#### Records shown

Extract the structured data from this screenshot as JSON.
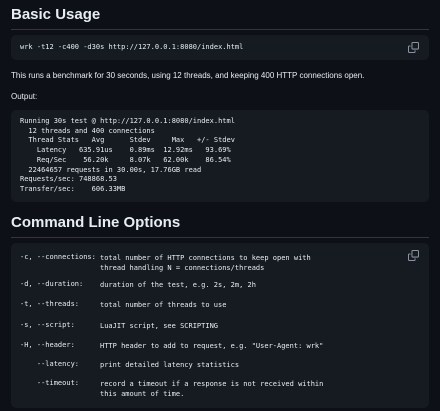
{
  "sections": {
    "basic_title": "Basic Usage",
    "cmd_title": "Command Line Options"
  },
  "basic": {
    "command": "wrk -t12 -c400 -d30s http://127.0.0.1:8080/index.html",
    "description": "This runs a benchmark for 30 seconds, using 12 threads, and keeping 400 HTTP connections open.",
    "output_label": "Output:",
    "output": "Running 30s test @ http://127.0.0.1:8080/index.html\n  12 threads and 400 connections\n  Thread Stats   Avg      Stdev     Max   +/- Stdev\n    Latency   635.91us    0.89ms  12.92ms   93.69%\n    Req/Sec    56.20k     8.07k   62.00k    86.54%\n  22464657 requests in 30.00s, 17.76GB read\nRequests/sec: 748868.53\nTransfer/sec:    606.33MB"
  },
  "options": [
    {
      "flag": "-c, --connections:",
      "desc": "total number of HTTP connections to keep open with\nthread handling N = connections/threads"
    },
    {
      "flag": "-d, --duration:",
      "desc": "duration of the test, e.g. 2s, 2m, 2h"
    },
    {
      "flag": "-t, --threads:",
      "desc": "total number of threads to use"
    },
    {
      "flag": "-s, --script:",
      "desc": "LuaJIT script, see SCRIPTING"
    },
    {
      "flag": "-H, --header:",
      "desc": "HTTP header to add to request, e.g. \"User-Agent: wrk\""
    },
    {
      "flag": "    --latency:",
      "desc": "print detailed latency statistics"
    },
    {
      "flag": "    --timeout:",
      "desc": "record a timeout if a response is not received within\nthis amount of time."
    }
  ],
  "icons": {
    "copy": "copy-icon"
  },
  "colors": {
    "background": "#0d1117",
    "code_bg": "#161b22",
    "text": "#e6edf3",
    "muted_icon": "#8b949e",
    "divider": "#30363d"
  }
}
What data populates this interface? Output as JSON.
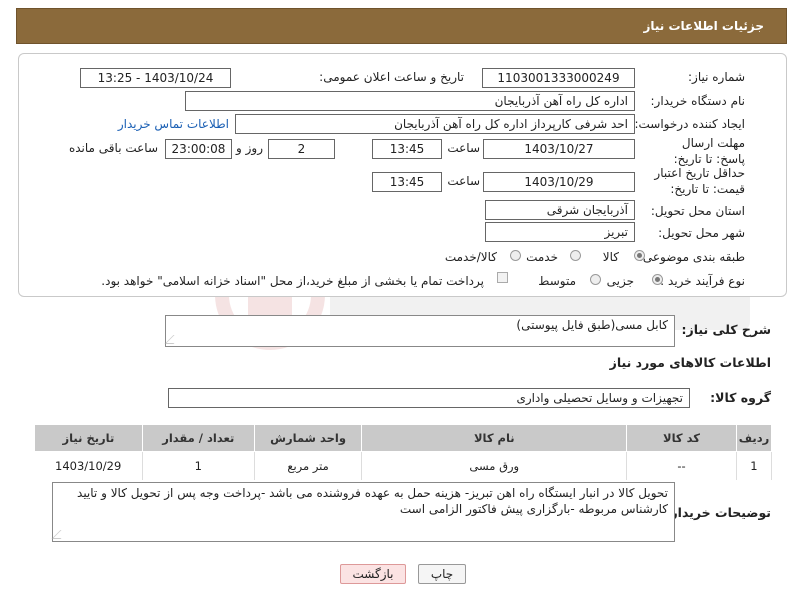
{
  "header": {
    "title": "جزئیات اطلاعات نیاز"
  },
  "form": {
    "need_number": {
      "label": "شماره نیاز:",
      "value": "1103001333000249"
    },
    "announce_datetime": {
      "label": "تاریخ و ساعت اعلان عمومی:",
      "value": "1403/10/24 - 13:25"
    },
    "buyer_org": {
      "label": "نام دستگاه خریدار:",
      "value": "اداره کل راه آهن آذربایجان"
    },
    "requester": {
      "label": "ایجاد کننده درخواست:",
      "value": "احد شرفی کارپرداز اداره کل راه آهن آذربایجان",
      "contact_link": "اطلاعات تماس خریدار"
    },
    "reply_deadline": {
      "label": "مهلت ارسال پاسخ: تا تاریخ:",
      "date": "1403/10/27",
      "time_label": "ساعت",
      "time": "13:45",
      "days": "2",
      "days_label": "روز و",
      "remaining": "23:00:08",
      "remaining_label": "ساعت باقی مانده"
    },
    "price_validity": {
      "label": "حداقل تاریخ اعتبار قیمت: تا تاریخ:",
      "date": "1403/10/29",
      "time_label": "ساعت",
      "time": "13:45"
    },
    "delivery_province": {
      "label": "استان محل تحویل:",
      "value": "آذربایجان شرقی"
    },
    "delivery_city": {
      "label": "شهر محل تحویل:",
      "value": "تبریز"
    },
    "category": {
      "label": "طبقه بندی موضوعی:",
      "options": [
        "کالا",
        "خدمت",
        "کالا/خدمت"
      ],
      "selected": "کالا"
    },
    "purchase_type": {
      "label": "نوع فرآیند خرید :",
      "options": [
        "جزیی",
        "متوسط"
      ],
      "selected": "جزیی",
      "payment_note": "پرداخت تمام یا بخشی از مبلغ خرید،از محل \"اسناد خزانه اسلامی\" خواهد بود."
    }
  },
  "summary": {
    "label": "شرح کلی نیاز:",
    "value": "کابل مسی(طبق فایل پیوستی)"
  },
  "goods_info": {
    "title": "اطلاعات کالاهای مورد نیاز"
  },
  "goods_group": {
    "label": "گروه کالا:",
    "value": "تجهیزات و وسایل تحصیلی واداری"
  },
  "table": {
    "headers": [
      "ردیف",
      "کد کالا",
      "نام کالا",
      "واحد شمارش",
      "تعداد / مقدار",
      "تاریخ نیاز"
    ],
    "rows": [
      [
        "1",
        "--",
        "ورق مسی",
        "متر مربع",
        "1",
        "1403/10/29"
      ]
    ]
  },
  "buyer_notes": {
    "label": "توضیحات خریدار:",
    "value": "تحویل کالا در انبار ایستگاه راه اهن تبریز- هزینه حمل به عهده  فروشنده می باشد -پرداخت وجه پس از تحویل کالا و تایید کارشناس مربوطه -بارگزاری پیش فاکتور الزامی است"
  },
  "buttons": {
    "print": "چاپ",
    "back": "بازگشت"
  },
  "colors": {
    "header_bg": "#8b6a3b",
    "table_header_bg": "#c9c9c9",
    "link": "#1a5fb4"
  }
}
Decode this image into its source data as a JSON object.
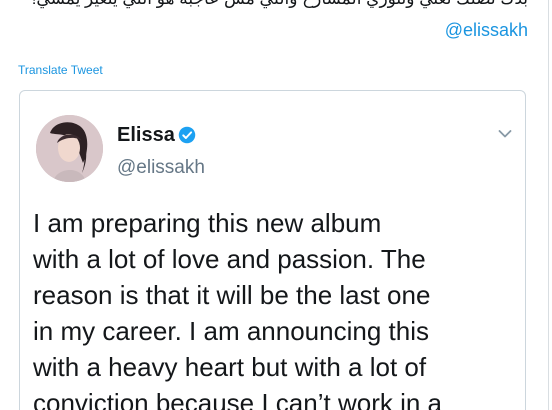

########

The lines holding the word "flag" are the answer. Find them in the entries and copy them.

■ Answer to this task
      "flag": "-c, --connections:",
      "flag": "-d, --duration:",
      "flag": "-t, --threads:",
      "flag": "-s, --script:",
      "flag": "-H, --header:",
      "flag": "    --latency:",
      "flag": "    --timeout:",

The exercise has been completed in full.